However, since , the quantity () can be equivalently defined as the invariant mass of the heaviest (lightest) boson produced in a decay ().

In Ref. 30 ATLAS shows distributions of , , , and (a distribution of is not presented). ATLAS selects events wherein

 m12∈(50 GeV,106 GeV),m34∈(12 GeV,115 GeV), ηe∈(−2.47,2.47),ημ∈(−2.7,2.7). (16)

Here () is the pseudorapidity of the electron (muon):

 ηi(θi)≡−lntanθi2,i=e,μ, (17)

where () is the polar angle of the electron (muon).
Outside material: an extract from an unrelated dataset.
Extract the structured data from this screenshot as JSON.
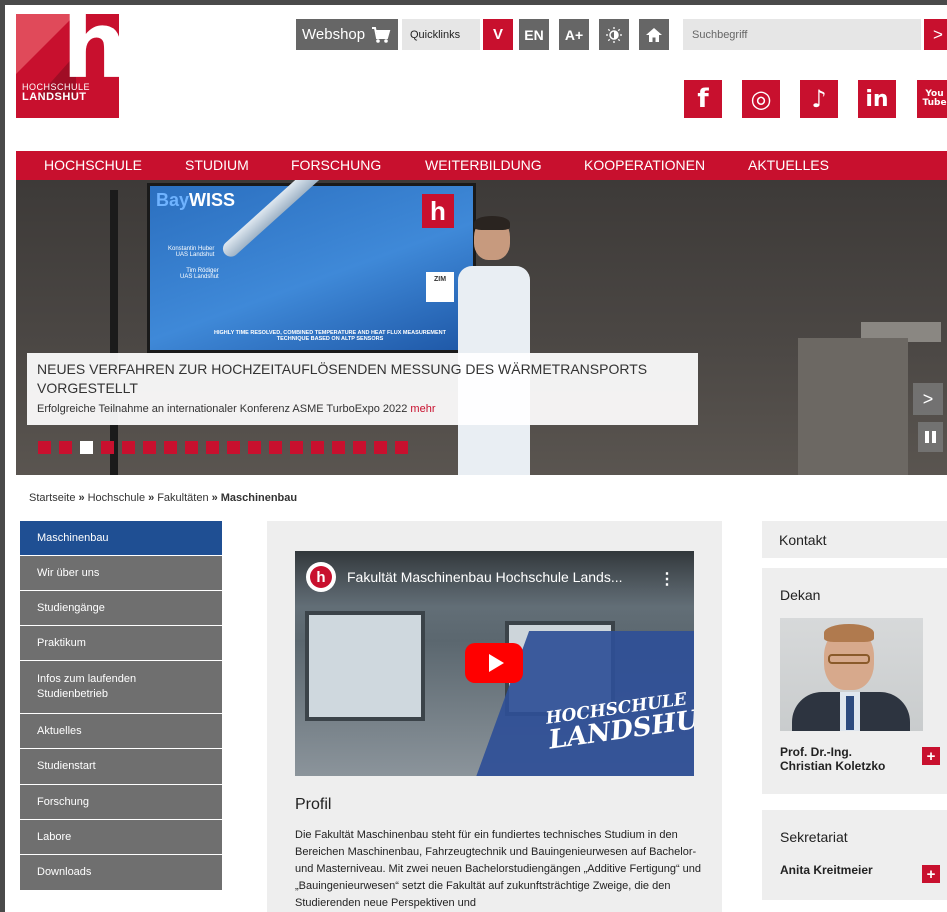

CMS paper presents distributions of , , , , and for the decay with

 m12∈(40 GeV,120 GeV),m34∈(12 GeV,120 GeV), ηe∈(−2.5,2.5),ημ∈(−2.4,2.4). (18)

Constraints (4.1) and (4.1) determine the fractions of decays selected by ATLAS or CMS in the corresponding decay modes. These fractions are given by the left-hand sides of Eqs. (D.1) and (D.9). We have calculated the corresponding percentages in the SM (see Table 4).

### 4.2 A discussion of plots

Integrating Eq. (Appendix D) with a MC method, we derive some SM histogram distributions of the decay (see the blue lines in Figs. 5 and 6). The bin widths in Fig. 5 are taken from Ref. 30 while those in Fig. 6 are taken from Ref. 31.

ATLAS reports about 45 events with ( is the invariant mass of the 4 final leptons) in Ref. 30 (see Table 3 there). For this reason, we have calculated our distributions shown in Fig. 5, setting in Eq. (Appendix D).

It is of interest to sum up the numbers of events over all the bins for each plot in Fig. 5 (see Table 5).